● **What the exercise asks**
Look for "Manager" in the listing below. Gather each line that contains it.

● **Entries supplied**
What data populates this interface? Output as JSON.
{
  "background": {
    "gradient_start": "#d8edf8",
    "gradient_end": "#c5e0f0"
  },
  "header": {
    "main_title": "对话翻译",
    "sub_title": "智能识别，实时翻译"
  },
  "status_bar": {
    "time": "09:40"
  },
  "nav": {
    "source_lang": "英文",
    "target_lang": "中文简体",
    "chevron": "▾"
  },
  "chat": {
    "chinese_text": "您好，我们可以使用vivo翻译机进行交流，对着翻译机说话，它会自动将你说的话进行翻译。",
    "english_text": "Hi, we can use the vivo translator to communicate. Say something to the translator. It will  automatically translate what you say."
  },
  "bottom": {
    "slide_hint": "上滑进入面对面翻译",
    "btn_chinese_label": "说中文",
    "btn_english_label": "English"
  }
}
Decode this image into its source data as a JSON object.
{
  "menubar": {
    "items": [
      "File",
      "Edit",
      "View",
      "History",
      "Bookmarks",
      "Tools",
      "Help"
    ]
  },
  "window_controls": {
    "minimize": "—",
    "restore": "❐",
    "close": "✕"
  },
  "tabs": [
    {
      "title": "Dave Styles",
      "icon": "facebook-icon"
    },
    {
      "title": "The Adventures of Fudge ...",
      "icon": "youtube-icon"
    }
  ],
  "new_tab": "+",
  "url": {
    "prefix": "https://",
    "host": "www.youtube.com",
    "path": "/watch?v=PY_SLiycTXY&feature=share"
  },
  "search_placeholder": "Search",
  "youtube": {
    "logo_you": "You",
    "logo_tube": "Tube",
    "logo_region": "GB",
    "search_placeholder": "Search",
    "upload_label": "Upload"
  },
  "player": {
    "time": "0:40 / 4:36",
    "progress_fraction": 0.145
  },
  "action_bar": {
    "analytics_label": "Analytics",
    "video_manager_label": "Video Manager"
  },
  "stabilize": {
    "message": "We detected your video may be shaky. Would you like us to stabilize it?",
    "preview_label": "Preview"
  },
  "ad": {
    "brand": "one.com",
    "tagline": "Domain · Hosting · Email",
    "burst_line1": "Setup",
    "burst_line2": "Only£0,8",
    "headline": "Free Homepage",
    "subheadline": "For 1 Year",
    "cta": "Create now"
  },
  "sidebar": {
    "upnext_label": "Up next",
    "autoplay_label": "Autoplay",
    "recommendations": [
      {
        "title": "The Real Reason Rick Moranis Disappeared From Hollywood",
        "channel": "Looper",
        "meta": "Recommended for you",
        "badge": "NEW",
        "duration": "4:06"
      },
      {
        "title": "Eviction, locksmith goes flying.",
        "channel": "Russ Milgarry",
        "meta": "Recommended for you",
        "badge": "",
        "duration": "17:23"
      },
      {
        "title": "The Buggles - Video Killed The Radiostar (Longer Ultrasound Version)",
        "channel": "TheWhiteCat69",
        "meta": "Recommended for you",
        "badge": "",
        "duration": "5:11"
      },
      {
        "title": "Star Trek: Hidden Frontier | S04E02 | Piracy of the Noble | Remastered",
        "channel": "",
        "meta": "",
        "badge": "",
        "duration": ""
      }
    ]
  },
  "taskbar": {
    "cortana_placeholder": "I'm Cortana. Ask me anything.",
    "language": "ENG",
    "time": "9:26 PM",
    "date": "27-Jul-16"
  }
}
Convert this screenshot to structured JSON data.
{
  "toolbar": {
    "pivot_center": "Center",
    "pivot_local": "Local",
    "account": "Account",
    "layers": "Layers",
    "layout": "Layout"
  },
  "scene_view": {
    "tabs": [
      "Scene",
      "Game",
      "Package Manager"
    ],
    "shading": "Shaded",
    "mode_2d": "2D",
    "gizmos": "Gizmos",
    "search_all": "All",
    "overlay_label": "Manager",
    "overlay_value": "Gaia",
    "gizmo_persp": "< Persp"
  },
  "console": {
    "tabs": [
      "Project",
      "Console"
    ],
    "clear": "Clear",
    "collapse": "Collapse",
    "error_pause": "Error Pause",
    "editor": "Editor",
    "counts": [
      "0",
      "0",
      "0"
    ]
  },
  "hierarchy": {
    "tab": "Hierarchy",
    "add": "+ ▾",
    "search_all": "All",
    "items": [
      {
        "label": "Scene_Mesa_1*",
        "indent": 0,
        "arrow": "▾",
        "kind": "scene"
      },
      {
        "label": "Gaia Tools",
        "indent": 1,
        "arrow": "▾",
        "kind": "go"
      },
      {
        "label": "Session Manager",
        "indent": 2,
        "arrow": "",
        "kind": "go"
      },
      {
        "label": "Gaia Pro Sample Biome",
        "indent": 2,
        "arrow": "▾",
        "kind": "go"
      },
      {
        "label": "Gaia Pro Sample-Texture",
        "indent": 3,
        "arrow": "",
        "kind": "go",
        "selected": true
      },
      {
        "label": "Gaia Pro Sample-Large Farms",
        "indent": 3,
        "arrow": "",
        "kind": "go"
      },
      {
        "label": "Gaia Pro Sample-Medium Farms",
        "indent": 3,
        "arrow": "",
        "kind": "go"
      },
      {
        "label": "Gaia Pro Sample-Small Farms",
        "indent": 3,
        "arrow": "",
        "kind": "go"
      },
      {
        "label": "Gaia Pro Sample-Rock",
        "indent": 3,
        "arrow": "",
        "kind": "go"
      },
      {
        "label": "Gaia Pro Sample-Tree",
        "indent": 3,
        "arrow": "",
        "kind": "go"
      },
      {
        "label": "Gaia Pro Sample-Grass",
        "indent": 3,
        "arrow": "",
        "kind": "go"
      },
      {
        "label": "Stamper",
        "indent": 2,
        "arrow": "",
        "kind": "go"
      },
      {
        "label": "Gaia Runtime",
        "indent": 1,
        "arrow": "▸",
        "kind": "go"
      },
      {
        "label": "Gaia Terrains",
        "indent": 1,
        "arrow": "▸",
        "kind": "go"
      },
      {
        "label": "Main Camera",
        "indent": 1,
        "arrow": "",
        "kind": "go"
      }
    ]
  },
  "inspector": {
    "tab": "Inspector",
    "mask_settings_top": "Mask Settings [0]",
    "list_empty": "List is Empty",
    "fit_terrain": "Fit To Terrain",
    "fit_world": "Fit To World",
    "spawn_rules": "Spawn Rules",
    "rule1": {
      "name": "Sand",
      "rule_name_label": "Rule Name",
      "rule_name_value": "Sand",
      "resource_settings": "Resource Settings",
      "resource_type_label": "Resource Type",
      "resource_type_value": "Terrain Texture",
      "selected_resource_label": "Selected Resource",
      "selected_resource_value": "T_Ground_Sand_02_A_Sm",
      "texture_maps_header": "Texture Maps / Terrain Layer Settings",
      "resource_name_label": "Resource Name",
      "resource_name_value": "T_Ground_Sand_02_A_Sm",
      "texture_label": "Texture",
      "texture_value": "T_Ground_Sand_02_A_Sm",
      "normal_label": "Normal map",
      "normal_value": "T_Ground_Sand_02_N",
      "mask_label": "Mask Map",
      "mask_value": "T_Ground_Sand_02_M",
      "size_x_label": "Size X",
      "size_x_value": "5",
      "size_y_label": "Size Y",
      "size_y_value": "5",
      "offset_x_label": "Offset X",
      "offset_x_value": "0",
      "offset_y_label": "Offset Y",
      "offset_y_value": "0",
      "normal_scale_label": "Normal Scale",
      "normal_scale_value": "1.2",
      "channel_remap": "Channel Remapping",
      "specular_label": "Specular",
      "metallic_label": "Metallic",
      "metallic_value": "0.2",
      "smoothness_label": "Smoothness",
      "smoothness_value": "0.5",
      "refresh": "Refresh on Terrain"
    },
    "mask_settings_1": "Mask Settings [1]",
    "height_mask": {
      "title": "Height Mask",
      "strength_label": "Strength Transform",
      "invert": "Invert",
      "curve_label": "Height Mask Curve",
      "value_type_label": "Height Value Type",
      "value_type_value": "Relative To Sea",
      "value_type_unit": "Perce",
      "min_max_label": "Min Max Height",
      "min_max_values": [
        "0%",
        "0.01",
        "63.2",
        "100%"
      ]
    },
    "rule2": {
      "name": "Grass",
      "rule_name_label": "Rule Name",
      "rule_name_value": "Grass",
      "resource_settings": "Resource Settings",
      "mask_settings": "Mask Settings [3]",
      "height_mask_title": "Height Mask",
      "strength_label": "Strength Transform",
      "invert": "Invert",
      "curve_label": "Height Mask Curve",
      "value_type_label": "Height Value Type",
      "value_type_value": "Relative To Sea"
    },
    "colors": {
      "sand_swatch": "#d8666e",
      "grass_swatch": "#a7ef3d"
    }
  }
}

● **Task solution**
    "video_manager_label": "Video Manager"
      "Package Manager"
    "overlay_label": "Manager",
        "label": "Session Manager",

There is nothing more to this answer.